What is organized crime? Why is it called organized? The term “organized” is often used to describe crime involving organized groups. The most sophisticated forms of organized crime have a totalitarian structure and immunity from the law. Their operations are typically international and involve the use of violence and fear to achieve their long-term goals. Their members are generally part of a hierarchy and do not have direct access to one another, but work under the direction of their immediate superiors.
The term “organized” has a difficult connotation. Most people think of organized crime in association with the Mafia. But the reality of organized crime is quite different. Most definitions of organized crime include groups that involve at least two individuals, have a social structure, and employ specific modes of operation. The ultimate purpose of such groups is to make money. Hence, this term has become synonymous with organized crime.

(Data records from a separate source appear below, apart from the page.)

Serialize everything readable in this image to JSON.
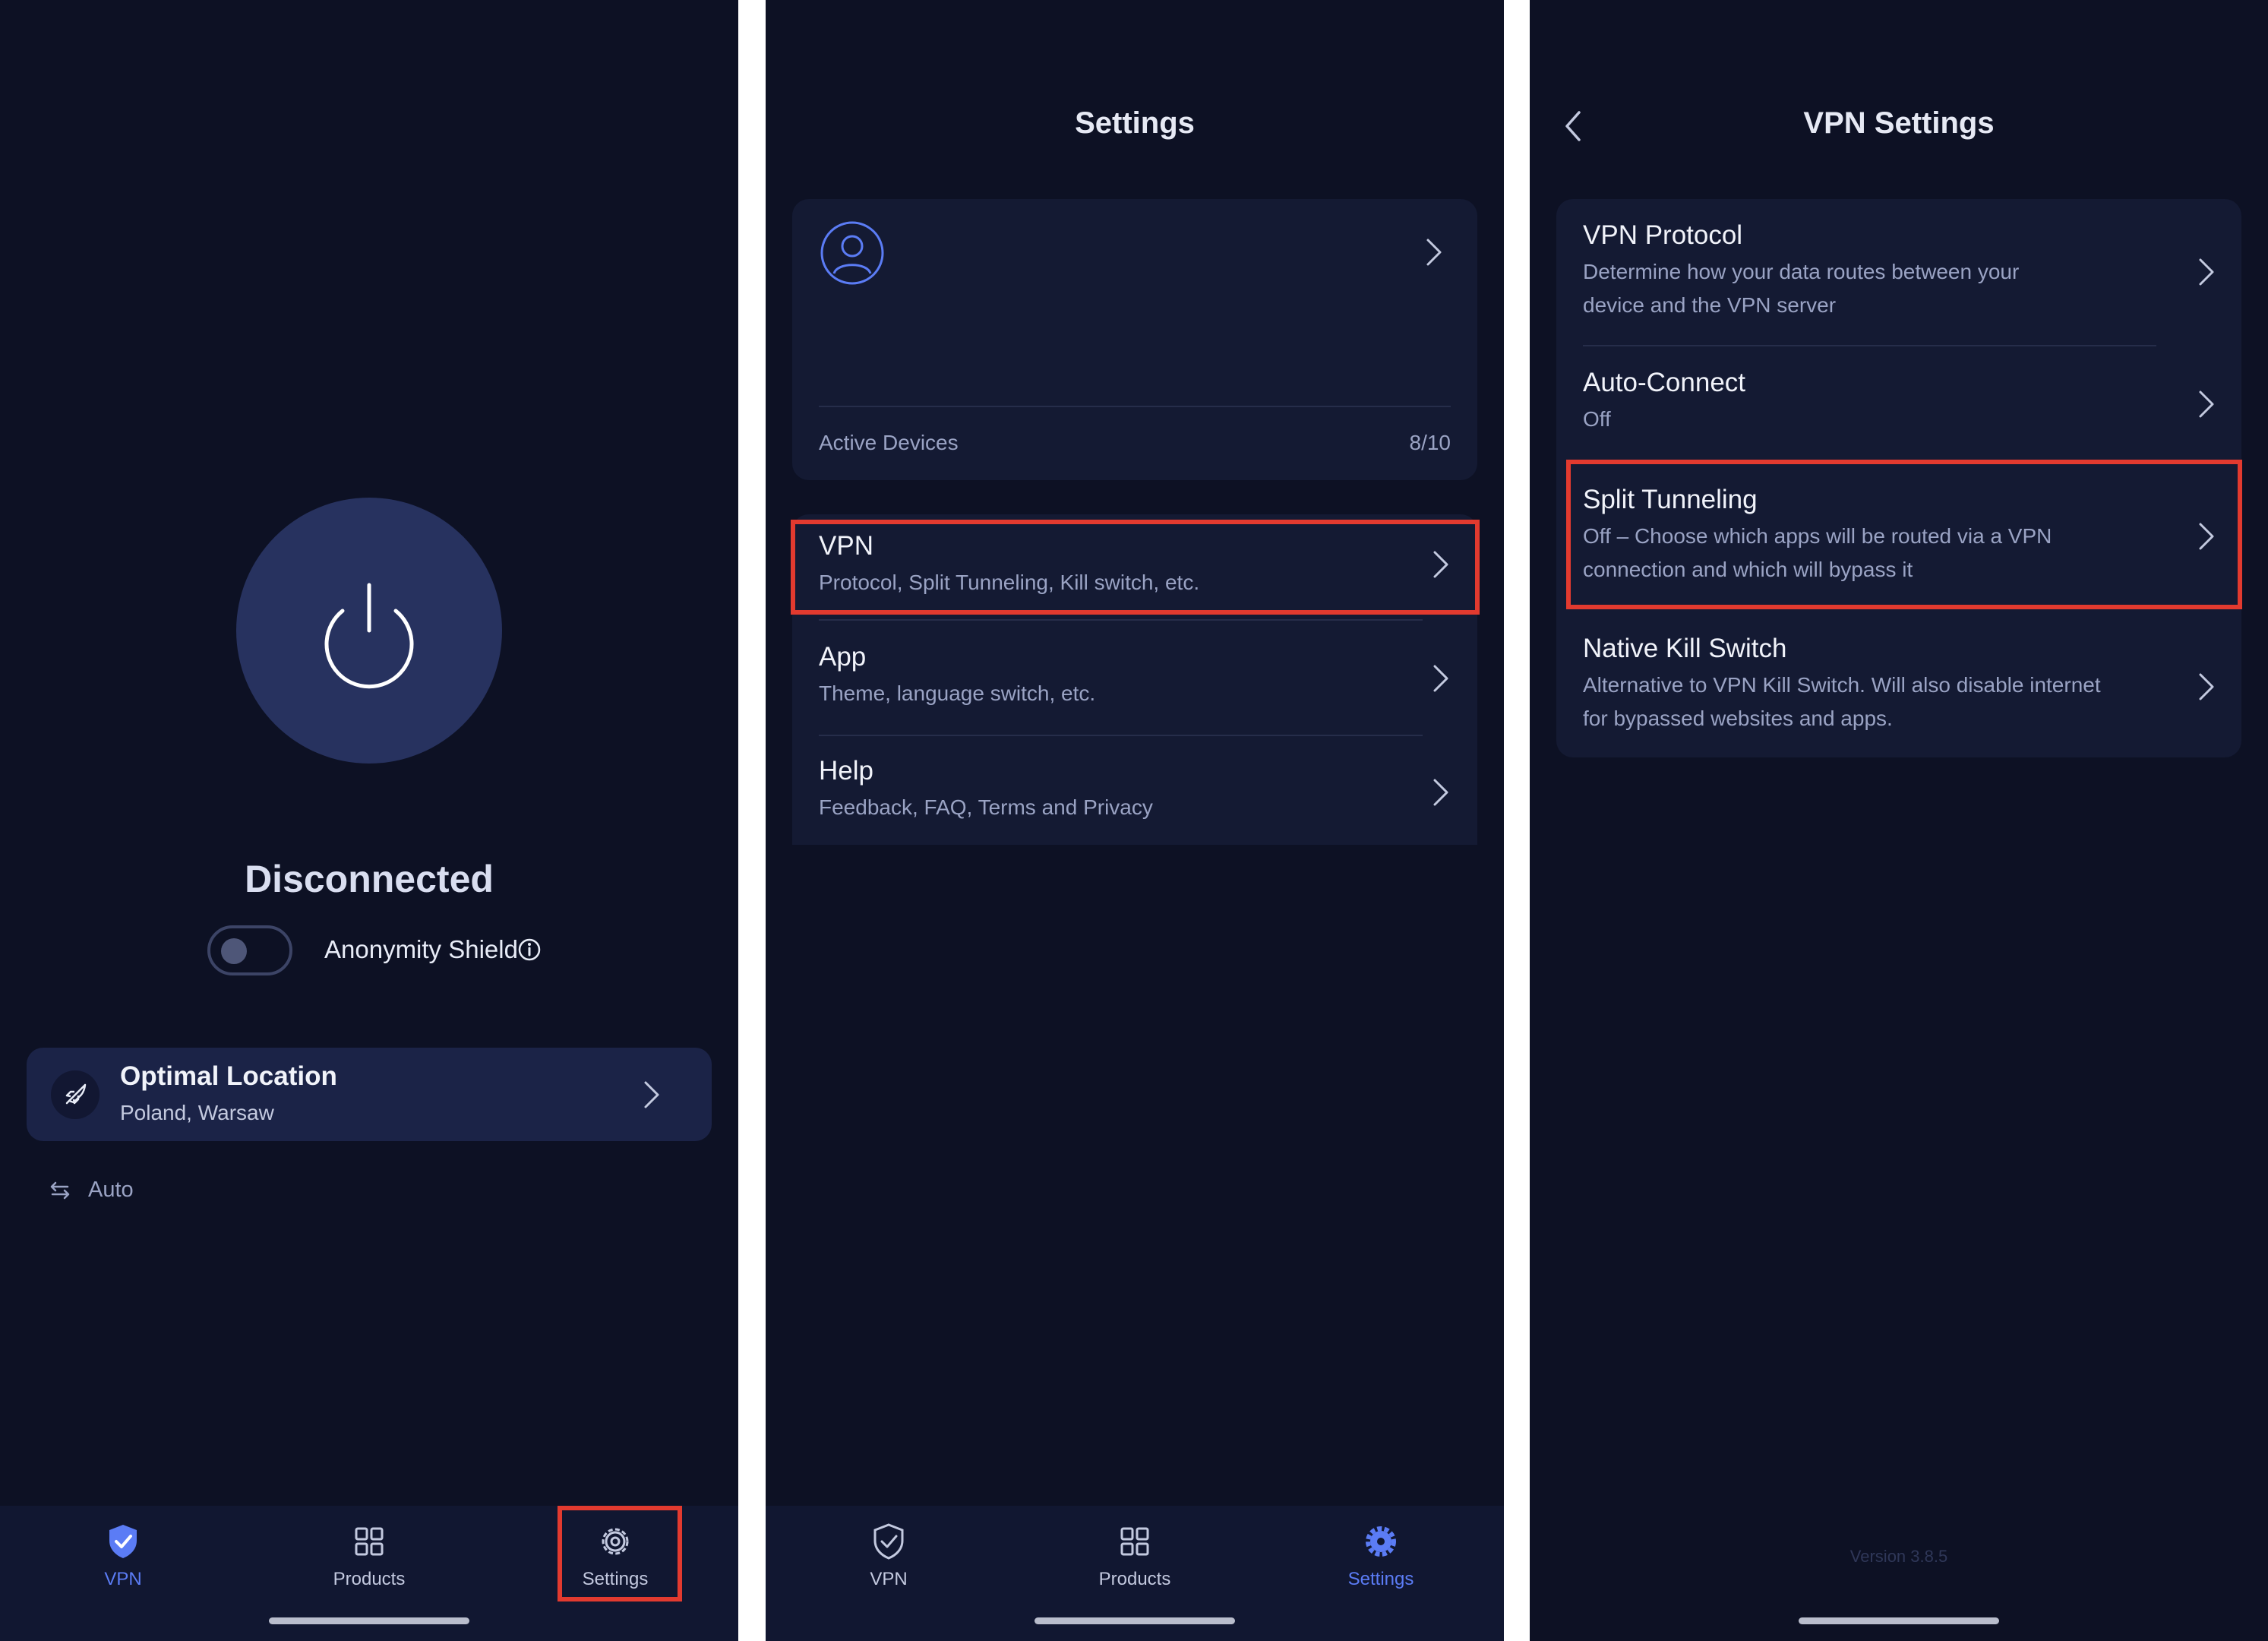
{
  "colors": {
    "background": "#0d1124",
    "card": "#141a33",
    "accent": "#5b7cf5",
    "highlight": "#e23a2f",
    "muted": "#9aa3c4"
  },
  "panel1": {
    "status": "Disconnected",
    "shield_label": "Anonymity Shield",
    "location_title": "Optimal Location",
    "location_sub": "Poland, Warsaw",
    "protocol_mode": "Auto",
    "tabs": {
      "vpn": "VPN",
      "products": "Products",
      "settings": "Settings"
    }
  },
  "panel2": {
    "title": "Settings",
    "active_devices_label": "Active Devices",
    "active_devices_value": "8/10",
    "items": [
      {
        "title": "VPN",
        "subtitle": "Protocol, Split Tunneling, Kill switch, etc."
      },
      {
        "title": "App",
        "subtitle": "Theme, language switch, etc."
      },
      {
        "title": "Help",
        "subtitle": "Feedback, FAQ, Terms and Privacy"
      }
    ],
    "tabs": {
      "vpn": "VPN",
      "products": "Products",
      "settings": "Settings"
    }
  },
  "panel3": {
    "title": "VPN Settings",
    "items": [
      {
        "title": "VPN Protocol",
        "subtitle": "Determine how your data routes between your device and the VPN server"
      },
      {
        "title": "Auto-Connect",
        "subtitle": "Off"
      },
      {
        "title": "Split Tunneling",
        "subtitle": "Off – Choose which apps will be routed via a VPN connection and which will bypass it"
      },
      {
        "title": "Native Kill Switch",
        "subtitle": "Alternative to VPN Kill Switch. Will also disable internet for bypassed websites and apps."
      }
    ],
    "version": "Version 3.8.5"
  }
}
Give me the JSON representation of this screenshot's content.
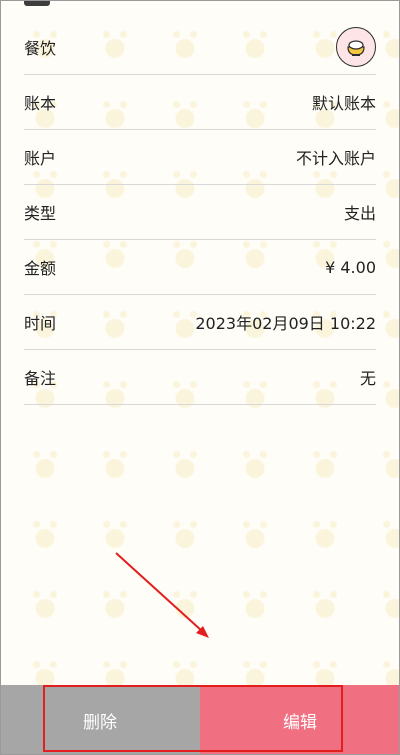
{
  "detail": {
    "rows": [
      {
        "label": "餐饮",
        "value": ""
      },
      {
        "label": "账本",
        "value": "默认账本"
      },
      {
        "label": "账户",
        "value": "不计入账户"
      },
      {
        "label": "类型",
        "value": "支出"
      },
      {
        "label": "金额",
        "value": "¥ 4.00"
      },
      {
        "label": "时间",
        "value": "2023年02月09日 10:22"
      },
      {
        "label": "备注",
        "value": "无"
      }
    ],
    "category_icon": "rice-bowl-icon"
  },
  "actions": {
    "delete_label": "删除",
    "edit_label": "编辑"
  },
  "colors": {
    "delete_bg": "#a6a6a6",
    "edit_bg": "#f06f81",
    "annotation": "#e21e1e"
  }
}
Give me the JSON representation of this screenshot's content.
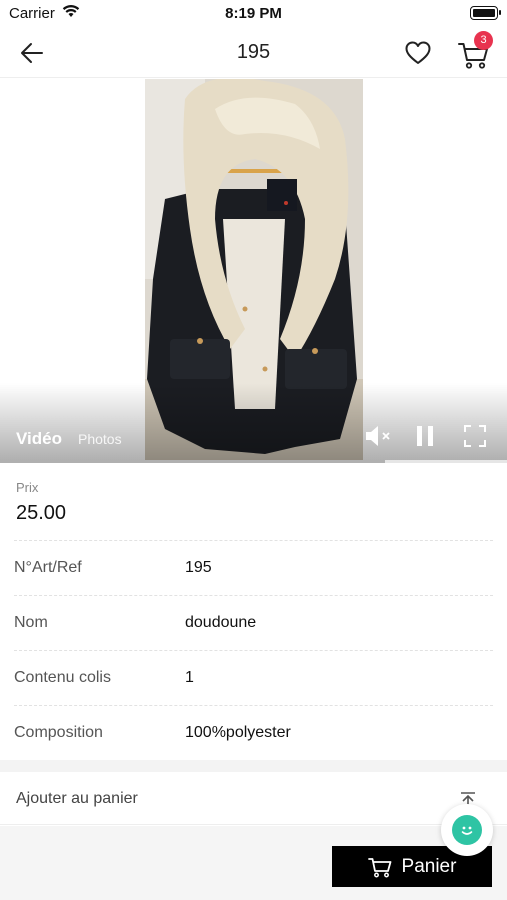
{
  "status_bar": {
    "carrier": "Carrier",
    "time": "8:19 PM"
  },
  "nav": {
    "title": "195",
    "cart_count": "3"
  },
  "media": {
    "tab_video": "Vidéo",
    "tab_photos": "Photos",
    "progress": 0.76
  },
  "price": {
    "label": "Prix",
    "value": "25.00"
  },
  "details": [
    {
      "label": "N°Art/Ref",
      "value": "195"
    },
    {
      "label": "Nom",
      "value": "doudoune"
    },
    {
      "label": "Contenu colis",
      "value": "1"
    },
    {
      "label": "Composition",
      "value": "100%polyester"
    }
  ],
  "actions": {
    "add_to_cart": "Ajouter au panier",
    "panier": "Panier"
  },
  "colors": {
    "badge": "#e8334f",
    "chat": "#2ec4a4",
    "primary_button": "#000000"
  },
  "icons": [
    "wifi-icon",
    "battery-icon",
    "back-arrow-icon",
    "heart-icon",
    "cart-icon",
    "mute-icon",
    "pause-icon",
    "fullscreen-icon",
    "scroll-top-icon",
    "chat-icon"
  ]
}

Historically, organized crime has been associated with the illicit trade of drugs, guns, and human organs. Syndicates have risen in number and have gained political influence through the illegal activities they carry out. Besides illegal goods and services, organized crime organizations also engage in prostitution and gambling. And, of course, the term “organized” is often used to describe crimes committed by organized groups. But what does organized crime look like?